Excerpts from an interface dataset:
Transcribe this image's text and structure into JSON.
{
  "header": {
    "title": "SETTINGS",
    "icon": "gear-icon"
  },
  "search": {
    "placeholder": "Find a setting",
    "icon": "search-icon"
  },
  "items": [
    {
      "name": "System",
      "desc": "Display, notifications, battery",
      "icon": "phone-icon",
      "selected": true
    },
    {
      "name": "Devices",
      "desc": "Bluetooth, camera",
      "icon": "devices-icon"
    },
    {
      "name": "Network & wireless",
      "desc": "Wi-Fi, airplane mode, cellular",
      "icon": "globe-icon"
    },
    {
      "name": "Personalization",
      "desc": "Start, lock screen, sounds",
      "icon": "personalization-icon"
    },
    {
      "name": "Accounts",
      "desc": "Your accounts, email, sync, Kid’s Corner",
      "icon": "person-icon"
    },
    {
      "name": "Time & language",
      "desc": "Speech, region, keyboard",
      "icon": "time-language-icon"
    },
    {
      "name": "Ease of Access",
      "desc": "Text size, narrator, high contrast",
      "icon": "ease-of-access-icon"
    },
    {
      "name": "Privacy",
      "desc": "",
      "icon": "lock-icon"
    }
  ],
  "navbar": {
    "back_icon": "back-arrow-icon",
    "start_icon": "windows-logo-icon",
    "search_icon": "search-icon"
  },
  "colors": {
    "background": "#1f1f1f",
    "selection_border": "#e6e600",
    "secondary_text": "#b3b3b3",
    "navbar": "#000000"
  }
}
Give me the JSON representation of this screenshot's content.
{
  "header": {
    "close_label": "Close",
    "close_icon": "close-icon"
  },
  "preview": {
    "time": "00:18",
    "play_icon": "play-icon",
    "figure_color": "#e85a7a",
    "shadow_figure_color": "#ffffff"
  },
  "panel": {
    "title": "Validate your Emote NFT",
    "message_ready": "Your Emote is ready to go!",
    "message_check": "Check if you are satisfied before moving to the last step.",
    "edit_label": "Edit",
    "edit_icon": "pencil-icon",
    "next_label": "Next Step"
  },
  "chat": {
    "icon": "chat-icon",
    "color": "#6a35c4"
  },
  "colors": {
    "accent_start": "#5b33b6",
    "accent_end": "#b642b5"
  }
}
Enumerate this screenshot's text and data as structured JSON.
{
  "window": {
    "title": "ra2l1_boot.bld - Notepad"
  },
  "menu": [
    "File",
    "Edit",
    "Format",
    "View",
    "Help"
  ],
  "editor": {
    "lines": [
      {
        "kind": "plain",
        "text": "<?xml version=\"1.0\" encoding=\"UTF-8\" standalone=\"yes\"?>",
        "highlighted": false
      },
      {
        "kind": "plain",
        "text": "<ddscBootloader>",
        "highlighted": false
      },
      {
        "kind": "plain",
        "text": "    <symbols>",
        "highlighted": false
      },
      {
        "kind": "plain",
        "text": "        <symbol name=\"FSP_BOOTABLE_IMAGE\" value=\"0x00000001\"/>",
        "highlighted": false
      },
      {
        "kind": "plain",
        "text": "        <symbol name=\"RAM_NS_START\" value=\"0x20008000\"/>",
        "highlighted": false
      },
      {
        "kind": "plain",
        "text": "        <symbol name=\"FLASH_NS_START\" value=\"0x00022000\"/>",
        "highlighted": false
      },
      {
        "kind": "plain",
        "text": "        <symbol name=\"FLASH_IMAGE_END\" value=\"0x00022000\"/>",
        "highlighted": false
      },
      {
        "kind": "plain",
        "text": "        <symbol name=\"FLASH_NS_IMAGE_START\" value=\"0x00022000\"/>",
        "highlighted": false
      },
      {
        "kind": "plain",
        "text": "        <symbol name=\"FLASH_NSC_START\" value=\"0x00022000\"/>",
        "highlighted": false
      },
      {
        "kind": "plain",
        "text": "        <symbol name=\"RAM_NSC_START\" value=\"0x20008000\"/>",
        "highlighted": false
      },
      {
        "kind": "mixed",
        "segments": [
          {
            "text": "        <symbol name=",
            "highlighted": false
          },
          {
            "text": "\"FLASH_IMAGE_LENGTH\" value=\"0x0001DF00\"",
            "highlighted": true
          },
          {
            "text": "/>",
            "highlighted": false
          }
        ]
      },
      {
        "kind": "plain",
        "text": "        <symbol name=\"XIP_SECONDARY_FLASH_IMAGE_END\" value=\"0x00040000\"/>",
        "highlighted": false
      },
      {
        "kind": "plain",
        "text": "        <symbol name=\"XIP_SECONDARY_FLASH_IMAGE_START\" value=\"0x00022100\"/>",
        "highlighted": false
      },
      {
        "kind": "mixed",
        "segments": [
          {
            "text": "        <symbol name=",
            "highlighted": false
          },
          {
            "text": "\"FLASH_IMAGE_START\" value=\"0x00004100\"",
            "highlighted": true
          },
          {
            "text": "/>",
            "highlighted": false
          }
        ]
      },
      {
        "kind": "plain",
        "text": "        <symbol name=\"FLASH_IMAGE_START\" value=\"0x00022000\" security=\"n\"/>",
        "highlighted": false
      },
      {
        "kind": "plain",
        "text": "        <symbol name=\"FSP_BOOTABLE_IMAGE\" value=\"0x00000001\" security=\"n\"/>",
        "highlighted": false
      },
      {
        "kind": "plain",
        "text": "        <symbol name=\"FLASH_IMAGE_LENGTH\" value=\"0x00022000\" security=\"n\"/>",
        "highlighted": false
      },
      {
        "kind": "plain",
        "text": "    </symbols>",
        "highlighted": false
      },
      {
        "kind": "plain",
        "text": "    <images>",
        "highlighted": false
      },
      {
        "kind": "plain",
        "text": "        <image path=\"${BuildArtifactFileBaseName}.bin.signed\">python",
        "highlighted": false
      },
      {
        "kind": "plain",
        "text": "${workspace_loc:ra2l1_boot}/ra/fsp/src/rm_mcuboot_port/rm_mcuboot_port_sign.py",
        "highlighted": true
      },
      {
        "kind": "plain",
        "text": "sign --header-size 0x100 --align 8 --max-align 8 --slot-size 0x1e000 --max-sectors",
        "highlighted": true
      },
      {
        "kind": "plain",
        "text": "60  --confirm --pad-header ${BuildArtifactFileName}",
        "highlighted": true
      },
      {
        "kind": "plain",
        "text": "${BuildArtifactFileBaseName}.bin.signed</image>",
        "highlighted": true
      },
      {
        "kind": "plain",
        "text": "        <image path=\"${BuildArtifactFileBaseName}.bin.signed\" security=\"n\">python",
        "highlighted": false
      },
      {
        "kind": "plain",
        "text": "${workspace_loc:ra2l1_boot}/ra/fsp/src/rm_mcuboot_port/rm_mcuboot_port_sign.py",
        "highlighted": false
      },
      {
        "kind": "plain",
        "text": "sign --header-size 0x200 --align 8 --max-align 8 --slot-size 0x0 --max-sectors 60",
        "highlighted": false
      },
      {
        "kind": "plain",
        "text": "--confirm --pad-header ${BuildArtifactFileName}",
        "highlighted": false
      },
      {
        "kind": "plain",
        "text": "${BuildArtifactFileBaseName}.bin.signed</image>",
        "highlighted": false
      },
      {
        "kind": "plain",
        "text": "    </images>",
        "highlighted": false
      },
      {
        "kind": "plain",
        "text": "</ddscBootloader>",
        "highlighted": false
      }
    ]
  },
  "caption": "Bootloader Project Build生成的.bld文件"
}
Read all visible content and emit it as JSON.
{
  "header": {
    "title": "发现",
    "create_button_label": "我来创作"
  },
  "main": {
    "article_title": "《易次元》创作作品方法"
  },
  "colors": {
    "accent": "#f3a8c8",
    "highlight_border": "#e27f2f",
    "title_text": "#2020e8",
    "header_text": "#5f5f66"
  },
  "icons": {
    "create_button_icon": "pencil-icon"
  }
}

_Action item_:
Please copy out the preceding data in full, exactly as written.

_Exercise response_:
Transcribe this image's text and structure into JSON.
{
  "header": {
    "title": "SETTINGS",
    "icon": "gear-icon"
  },
  "search": {
    "placeholder": "Find a setting",
    "icon": "search-icon"
  },
  "items": [
    {
      "name": "System",
      "desc": "Display, notifications, battery",
      "icon": "phone-icon",
      "selected": true
    },
    {
      "name": "Devices",
      "desc": "Bluetooth, camera",
      "icon": "devices-icon"
    },
    {
      "name": "Network & wireless",
      "desc": "Wi-Fi, airplane mode, cellular",
      "icon": "globe-icon"
    },
    {
      "name": "Personalization",
      "desc": "Start, lock screen, sounds",
      "icon": "personalization-icon"
    },
    {
      "name": "Accounts",
      "desc": "Your accounts, email, sync, Kid’s Corner",
      "icon": "person-icon"
    },
    {
      "name": "Time & language",
      "desc": "Speech, region, keyboard",
      "icon": "time-language-icon"
    },
    {
      "name": "Ease of Access",
      "desc": "Text size, narrator, high contrast",
      "icon": "ease-of-access-icon"
    },
    {
      "name": "Privacy",
      "desc": "",
      "icon": "lock-icon"
    }
  ],
  "navbar": {
    "back_icon": "back-arrow-icon",
    "start_icon": "windows-logo-icon",
    "search_icon": "search-icon"
  },
  "colors": {
    "background": "#1f1f1f",
    "selection_border": "#e6e600",
    "secondary_text": "#b3b3b3",
    "navbar": "#000000"
  }
}
Give me the JSON representation of this screenshot's content.
{
  "header": {
    "close_label": "Close",
    "close_icon": "close-icon"
  },
  "preview": {
    "time": "00:18",
    "play_icon": "play-icon",
    "figure_color": "#e85a7a",
    "shadow_figure_color": "#ffffff"
  },
  "panel": {
    "title": "Validate your Emote NFT",
    "message_ready": "Your Emote is ready to go!",
    "message_check": "Check if you are satisfied before moving to the last step.",
    "edit_label": "Edit",
    "edit_icon": "pencil-icon",
    "next_label": "Next Step"
  },
  "chat": {
    "icon": "chat-icon",
    "color": "#6a35c4"
  },
  "colors": {
    "accent_start": "#5b33b6",
    "accent_end": "#b642b5"
  }
}
Enumerate this screenshot's text and data as structured JSON.
{
  "window": {
    "title": "ra2l1_boot.bld - Notepad"
  },
  "menu": [
    "File",
    "Edit",
    "Format",
    "View",
    "Help"
  ],
  "editor": {
    "lines": [
      {
        "kind": "plain",
        "text": "<?xml version=\"1.0\" encoding=\"UTF-8\" standalone=\"yes\"?>",
        "highlighted": false
      },
      {
        "kind": "plain",
        "text": "<ddscBootloader>",
        "highlighted": false
      },
      {
        "kind": "plain",
        "text": "    <symbols>",
        "highlighted": false
      },
      {
        "kind": "plain",
        "text": "        <symbol name=\"FSP_BOOTABLE_IMAGE\" value=\"0x00000001\"/>",
        "highlighted": false
      },
      {
        "kind": "plain",
        "text": "        <symbol name=\"RAM_NS_START\" value=\"0x20008000\"/>",
        "highlighted": false
      },
      {
        "kind": "plain",
        "text": "        <symbol name=\"FLASH_NS_START\" value=\"0x00022000\"/>",
        "highlighted": false
      },
      {
        "kind": "plain",
        "text": "        <symbol name=\"FLASH_IMAGE_END\" value=\"0x00022000\"/>",
        "highlighted": false
      },
      {
        "kind": "plain",
        "text": "        <symbol name=\"FLASH_NS_IMAGE_START\" value=\"0x00022000\"/>",
        "highlighted": false
      },
      {
        "kind": "plain",
        "text": "        <symbol name=\"FLASH_NSC_START\" value=\"0x00022000\"/>",
        "highlighted": false
      },
      {
        "kind": "plain",
        "text": "        <symbol name=\"RAM_NSC_START\" value=\"0x20008000\"/>",
        "highlighted": false
      },
      {
        "kind": "mixed",
        "segments": [
          {
            "text": "        <symbol name=",
            "highlighted": false
          },
          {
            "text": "\"FLASH_IMAGE_LENGTH\" value=\"0x0001DF00\"",
            "highlighted": true
          },
          {
            "text": "/>",
            "highlighted": false
          }
        ]
      },
      {
        "kind": "plain",
        "text": "        <symbol name=\"XIP_SECONDARY_FLASH_IMAGE_END\" value=\"0x00040000\"/>",
        "highlighted": false
      },
      {
        "kind": "plain",
        "text": "        <symbol name=\"XIP_SECONDARY_FLASH_IMAGE_START\" value=\"0x00022100\"/>",
        "highlighted": false
      },
      {
        "kind": "mixed",
        "segments": [
          {
            "text": "        <symbol name=",
            "highlighted": false
          },
          {
            "text": "\"FLASH_IMAGE_START\" value=\"0x00004100\"",
            "highlighted": true
          },
          {
            "text": "/>",
            "highlighted": false
          }
        ]
      },
      {
        "kind": "plain",
        "text": "        <symbol name=\"FLASH_IMAGE_START\" value=\"0x00022000\" security=\"n\"/>",
        "highlighted": false
      },
      {
        "kind": "plain",
        "text": "        <symbol name=\"FSP_BOOTABLE_IMAGE\" value=\"0x00000001\" security=\"n\"/>",
        "highlighted": false
      },
      {
        "kind": "plain",
        "text": "        <symbol name=\"FLASH_IMAGE_LENGTH\" value=\"0x00022000\" security=\"n\"/>",
        "highlighted": false
      },
      {
        "kind": "plain",
        "text": "    </symbols>",
        "highlighted": false
      },
      {
        "kind": "plain",
        "text": "    <images>",
        "highlighted": false
      },
      {
        "kind": "plain",
        "text": "        <image path=\"${BuildArtifactFileBaseName}.bin.signed\">python",
        "highlighted": false
      },
      {
        "kind": "plain",
        "text": "${workspace_loc:ra2l1_boot}/ra/fsp/src/rm_mcuboot_port/rm_mcuboot_port_sign.py",
        "highlighted": true
      },
      {
        "kind": "plain",
        "text": "sign --header-size 0x100 --align 8 --max-align 8 --slot-size 0x1e000 --max-sectors",
        "highlighted": true
      },
      {
        "kind": "plain",
        "text": "60  --confirm --pad-header ${BuildArtifactFileName}",
        "highlighted": true
      },
      {
        "kind": "plain",
        "text": "${BuildArtifactFileBaseName}.bin.signed</image>",
        "highlighted": true
      },
      {
        "kind": "plain",
        "text": "        <image path=\"${BuildArtifactFileBaseName}.bin.signed\" security=\"n\">python",
        "highlighted": false
      },
      {
        "kind": "plain",
        "text": "${workspace_loc:ra2l1_boot}/ra/fsp/src/rm_mcuboot_port/rm_mcuboot_port_sign.py",
        "highlighted": false
      },
      {
        "kind": "plain",
        "text": "sign --header-size 0x200 --align 8 --max-align 8 --slot-size 0x0 --max-sectors 60",
        "highlighted": false
      },
      {
        "kind": "plain",
        "text": "--confirm --pad-header ${BuildArtifactFileName}",
        "highlighted": false
      },
      {
        "kind": "plain",
        "text": "${BuildArtifactFileBaseName}.bin.signed</image>",
        "highlighted": false
      },
      {
        "kind": "plain",
        "text": "    </images>",
        "highlighted": false
      },
      {
        "kind": "plain",
        "text": "</ddscBootloader>",
        "highlighted": false
      }
    ]
  },
  "caption": "Bootloader Project Build生成的.bld文件"
}
Read all visible content and emit it as JSON.
{
  "header": {
    "title": "发现",
    "create_button_label": "我来创作"
  },
  "main": {
    "article_title": "《易次元》创作作品方法"
  },
  "colors": {
    "accent": "#f3a8c8",
    "highlight_border": "#e27f2f",
    "title_text": "#2020e8",
    "header_text": "#5f5f66"
  },
  "icons": {
    "create_button_icon": "pencil-icon"
  }
}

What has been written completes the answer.